Welsh farmers have had to deal with extremities in the weather for almost a year now; firstly with the prolonged period of rain during the winter, followed by heavy snow storms in February/March and now this period of dry, warm weather, which is having an impact on farmers right across Wales.
NFU Cymru President, John Davies said: "The lack of rain has stunted grass growth and this slow grass growth combined with the intense heat burning off crops is leading to lower yields of hay and silage. The dry weather is affecting water supplies, with reports of many farm wells, ponds, ditches and some boreholes running dry. The priority for livestock farms will be protecting the welfare of their animals, putting plans in place to ensure these animals’ needs are met, making sure they have access to fresh water and shade from the sun.
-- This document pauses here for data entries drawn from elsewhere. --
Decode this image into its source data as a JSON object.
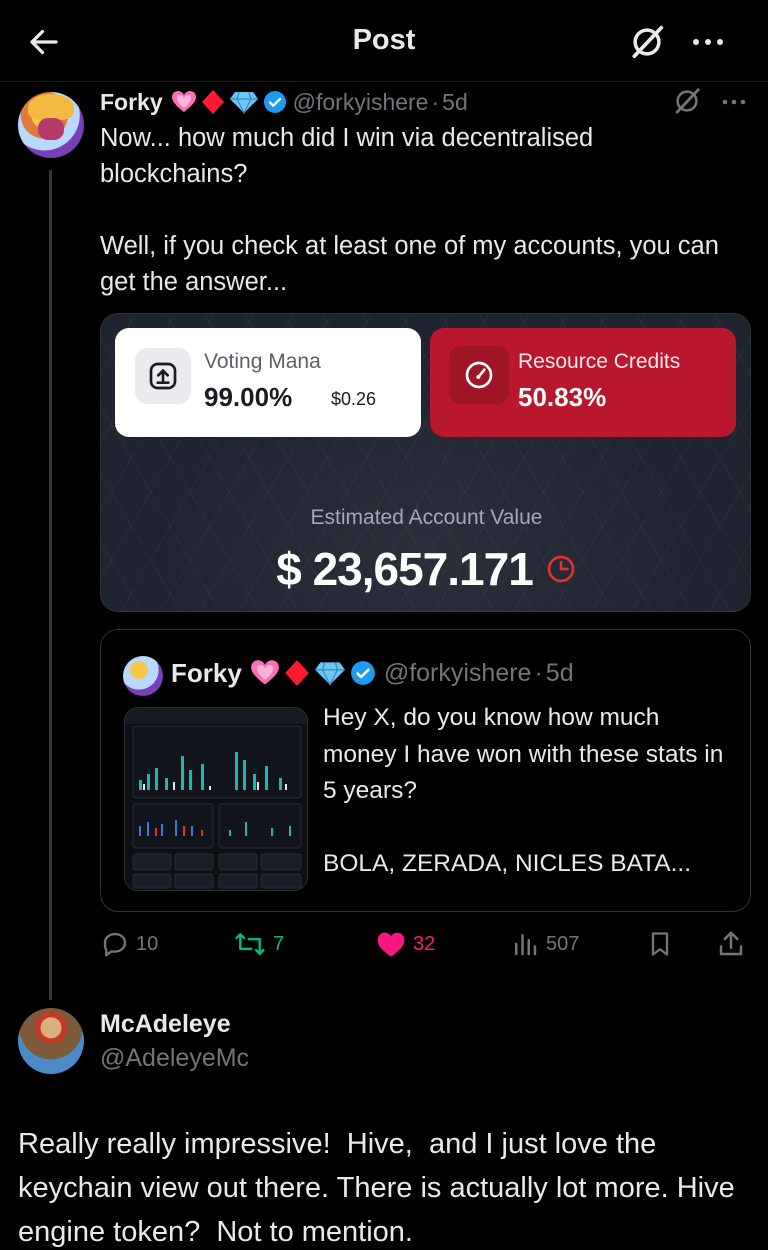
{
  "header": {
    "title": "Post"
  },
  "post": {
    "author": "Forky",
    "handle": "@forkyishere",
    "time": "5d",
    "dot": "·",
    "text": "Now... how much did I win via decentralised blockchains?\n\nWell, if you check at least one of my accounts, you can get the answer...",
    "media": {
      "voting_mana_label": "Voting Mana",
      "voting_mana_value": "99.00%",
      "voting_mana_usd": "$0.26",
      "resource_credits_label": "Resource Credits",
      "resource_credits_value": "50.83%",
      "estimated_label": "Estimated Account Value",
      "estimated_value": "$ 23,657.171"
    },
    "quote": {
      "author": "Forky",
      "handle": "@forkyishere",
      "time": "5d",
      "text": "Hey X, do you know how much money I have won with these stats in 5 years?\n\nBOLA, ZERADA, NICLES BATA..."
    },
    "stats": {
      "replies": "10",
      "reposts": "7",
      "likes": "32",
      "views": "507"
    }
  },
  "reply": {
    "author": "McAdeleye",
    "handle": "@AdeleyeMc",
    "text": "Really really impressive!  Hive,  and I just love the keychain view out there. There is actually lot more. Hive engine token?  Not to mention."
  },
  "icons": {
    "back": "arrow-left-icon",
    "grok": "grok-icon",
    "more": "more-dots-icon",
    "verified": "verified-badge-icon",
    "reply": "reply-icon",
    "repost": "repost-icon",
    "like": "heart-icon",
    "views": "views-icon",
    "bookmark": "bookmark-icon",
    "share": "share-icon"
  },
  "colors": {
    "background": "#000000",
    "text": "#e7e9ea",
    "muted": "#71767b",
    "verified": "#1d9bf0",
    "repost": "#00ba7c",
    "like": "#f91880",
    "resource_card": "#b9172e"
  }
}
“We’ve heard of farmers who are already using their winter supplies of fodder to feed livestock and with fodder already at a premium this could become a real problem later in the year. NFU Cymru has relaunched its Fodder Bank to help members find feed for their animals - or sell any surplus. The Fodder Bank is a free service and is available here."
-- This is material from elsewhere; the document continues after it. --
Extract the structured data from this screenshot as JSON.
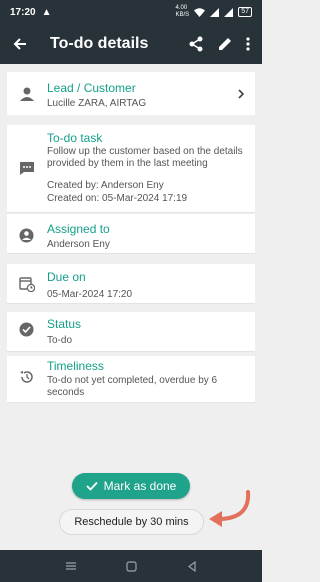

Guidance on managing livestock in severe hot weather can be found on the Welsh Government website.
Guidance from the Code of Practice for Sheep can be found on the Welsh Government website.
Guidance from the Code of Practice for cattle can be found here.
Welsh Government has issued guidance below:
Where there is no natural or artificial shelter to protect grazing stock from extreme weather conditions, they should be moved to a more suitable area. Shelter or natural shade from trees or hedges is important in summer as heat stress causes animals (particularly high-yielding cows and dark-coated suckler cows) severe problems such as:
severe loss of appetite;
serious weight loss; and
anoestrus (cows not coming into season).
Owners and keepers of livestock have a duty of care for the animals at all times and are encouraged to follow the highest possible standards of husbandry for their livestock. Owners should have contingency plans incidents or eventualities that are likely to affect their animals. They should ensure that the animals can be inspected, fed, provided with sufficient water and shelter by an experienced or qualified person in the place of the owner or keeper of the animals.